Two years later, Asia sat thinking of her friend Baidah. She had heard a lot about her that she found difficult to believe. She could not believe that after a bitter struggle Baidah had given in to her husband. She had heard she no longer cared for Islamic hijab but accompanied her husband to parties and nightclubs. She had given birth to a boy, Farid and they said she was always sad and hardly ever smiled. Asia heard such rumors and wished she could see Baidah and learn the truth from her.
That morning the doorbell rang and Asia hurried to open it. She was surprised to see Baidah herself standing in front of her. She was pale and unhappy. Asia welcomed her and led her into the living room. Baidah sat silently, not knowing what to say.
Asia said "Oh, Baidah, how I hoped I'd see you; I've heard so much about you, but I was anxious to hear from you yourself."
Baidah cried bitterly saying, "I have no news except of disgrace and shame! I have been the victim of foolishness and self-deceit. Anyway I am not worthy of your friendship. I have fallen to the bottom of the abyss and am hopeless, may Allah forgive me!"
Asia felt great pity for her and kindly said, "You are still my sister and I must help you, to overcome this awful experience. Now, please tell me everything frankly as you did in the past."
Baidah said, “Well, you know that I never listened to your advice. I believed in a dream and ran to get it; I tried hard to get Foad to come round to my way of thinking but ailed. He never accepted my religious commitment, and treated me cruelly, humiliating me often. Sometimes, he was gentle and kind and sometimes he was frightening. I thought about divorce, but my son caused me to give up that idea, so I gave in, and obeyed him meekly. He exploited my weakness and increased his domination over me, drawing me ever deeper into disgrace. I accepted everything just as a prisoner accepts his sentence. Now, you see me here!"
Asia could not blame her seeing her as she did and asked, "What's the problem now then?"
"He divorced me a week ago, because he blamed me for the death of our son", said Baidah. "Why?" asked Asia incredulously.
"Because I fasted in the month of Ramadan."
Asia asked, "Did your son die of hunger?"

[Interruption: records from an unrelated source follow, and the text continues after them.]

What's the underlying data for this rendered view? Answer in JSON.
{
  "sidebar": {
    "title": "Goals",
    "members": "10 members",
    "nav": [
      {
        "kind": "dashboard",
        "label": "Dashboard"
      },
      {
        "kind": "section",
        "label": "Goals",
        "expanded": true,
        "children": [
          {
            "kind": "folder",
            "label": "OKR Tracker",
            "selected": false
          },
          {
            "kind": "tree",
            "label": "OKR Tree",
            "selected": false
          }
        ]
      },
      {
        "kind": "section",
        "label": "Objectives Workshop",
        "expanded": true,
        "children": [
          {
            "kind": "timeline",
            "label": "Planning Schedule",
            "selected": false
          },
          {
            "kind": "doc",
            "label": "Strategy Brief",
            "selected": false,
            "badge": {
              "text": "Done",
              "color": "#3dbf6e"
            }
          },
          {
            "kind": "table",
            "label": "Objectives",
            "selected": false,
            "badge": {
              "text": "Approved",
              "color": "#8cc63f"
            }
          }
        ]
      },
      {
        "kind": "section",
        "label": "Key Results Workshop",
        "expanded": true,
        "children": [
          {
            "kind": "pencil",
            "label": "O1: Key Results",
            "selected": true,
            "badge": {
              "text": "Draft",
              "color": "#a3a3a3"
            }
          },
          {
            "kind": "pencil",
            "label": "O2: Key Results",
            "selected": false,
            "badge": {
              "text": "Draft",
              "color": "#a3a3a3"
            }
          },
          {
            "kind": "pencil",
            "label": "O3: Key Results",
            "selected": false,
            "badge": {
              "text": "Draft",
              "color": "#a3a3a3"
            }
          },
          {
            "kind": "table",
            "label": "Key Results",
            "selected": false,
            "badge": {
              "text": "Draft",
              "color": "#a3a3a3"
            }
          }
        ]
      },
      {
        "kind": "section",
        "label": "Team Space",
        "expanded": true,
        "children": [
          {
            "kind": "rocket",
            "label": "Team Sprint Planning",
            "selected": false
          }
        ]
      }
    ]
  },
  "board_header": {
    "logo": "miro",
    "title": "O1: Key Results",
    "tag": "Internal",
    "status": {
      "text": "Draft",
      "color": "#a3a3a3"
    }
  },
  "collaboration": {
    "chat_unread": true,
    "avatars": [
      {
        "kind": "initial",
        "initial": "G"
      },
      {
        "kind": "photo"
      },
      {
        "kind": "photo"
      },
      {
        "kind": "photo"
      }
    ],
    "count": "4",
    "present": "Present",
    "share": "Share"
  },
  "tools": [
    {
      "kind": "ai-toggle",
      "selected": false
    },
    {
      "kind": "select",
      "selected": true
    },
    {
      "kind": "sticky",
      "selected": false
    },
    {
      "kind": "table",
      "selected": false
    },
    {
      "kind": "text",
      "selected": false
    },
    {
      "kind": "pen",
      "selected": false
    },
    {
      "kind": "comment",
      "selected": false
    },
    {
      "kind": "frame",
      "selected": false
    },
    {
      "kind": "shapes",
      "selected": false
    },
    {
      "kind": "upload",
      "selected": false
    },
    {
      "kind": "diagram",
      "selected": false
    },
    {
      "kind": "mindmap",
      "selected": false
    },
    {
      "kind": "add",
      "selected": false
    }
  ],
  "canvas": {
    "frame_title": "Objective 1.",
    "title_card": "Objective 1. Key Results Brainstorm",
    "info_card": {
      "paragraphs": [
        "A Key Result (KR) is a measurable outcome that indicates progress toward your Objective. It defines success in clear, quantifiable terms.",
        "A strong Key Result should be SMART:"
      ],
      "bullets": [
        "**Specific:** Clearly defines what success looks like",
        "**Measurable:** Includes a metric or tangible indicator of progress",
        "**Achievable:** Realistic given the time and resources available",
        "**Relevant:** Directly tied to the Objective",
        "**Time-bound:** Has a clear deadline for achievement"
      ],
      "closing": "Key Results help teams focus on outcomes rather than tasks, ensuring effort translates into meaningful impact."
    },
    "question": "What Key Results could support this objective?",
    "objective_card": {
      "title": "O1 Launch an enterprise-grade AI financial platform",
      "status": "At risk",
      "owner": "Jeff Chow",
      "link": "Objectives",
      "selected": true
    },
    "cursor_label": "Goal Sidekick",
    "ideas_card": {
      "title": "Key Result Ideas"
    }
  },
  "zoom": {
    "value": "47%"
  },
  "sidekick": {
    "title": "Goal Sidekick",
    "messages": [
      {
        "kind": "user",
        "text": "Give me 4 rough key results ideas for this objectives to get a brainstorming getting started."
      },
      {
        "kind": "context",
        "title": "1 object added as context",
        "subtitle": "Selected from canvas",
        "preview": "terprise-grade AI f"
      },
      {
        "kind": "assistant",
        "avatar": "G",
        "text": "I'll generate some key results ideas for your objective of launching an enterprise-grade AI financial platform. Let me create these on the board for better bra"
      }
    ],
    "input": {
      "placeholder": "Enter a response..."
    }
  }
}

Baidah replied, "Of course not. He was both breast-fed as well bottle-fed. He died after an illness." Asia was greatly moved and felt sorry for the bereaved mother who had suffered humiliation and disgrace. So you see, I have lost everything," continued Baidah.
Asia hugged her warmly and said, "You have not lost everything. You still have your religion calling you back through repentance, and I am still your loving friend.
You still have the broad road of the future ahead of you. Perhaps this experience will help you to make a new righteous start; a future that is built on firm foundations. Don't despair,
“...surely none despair of Allah's mercy except the unbelieving people.” (Yousef, 12: 87)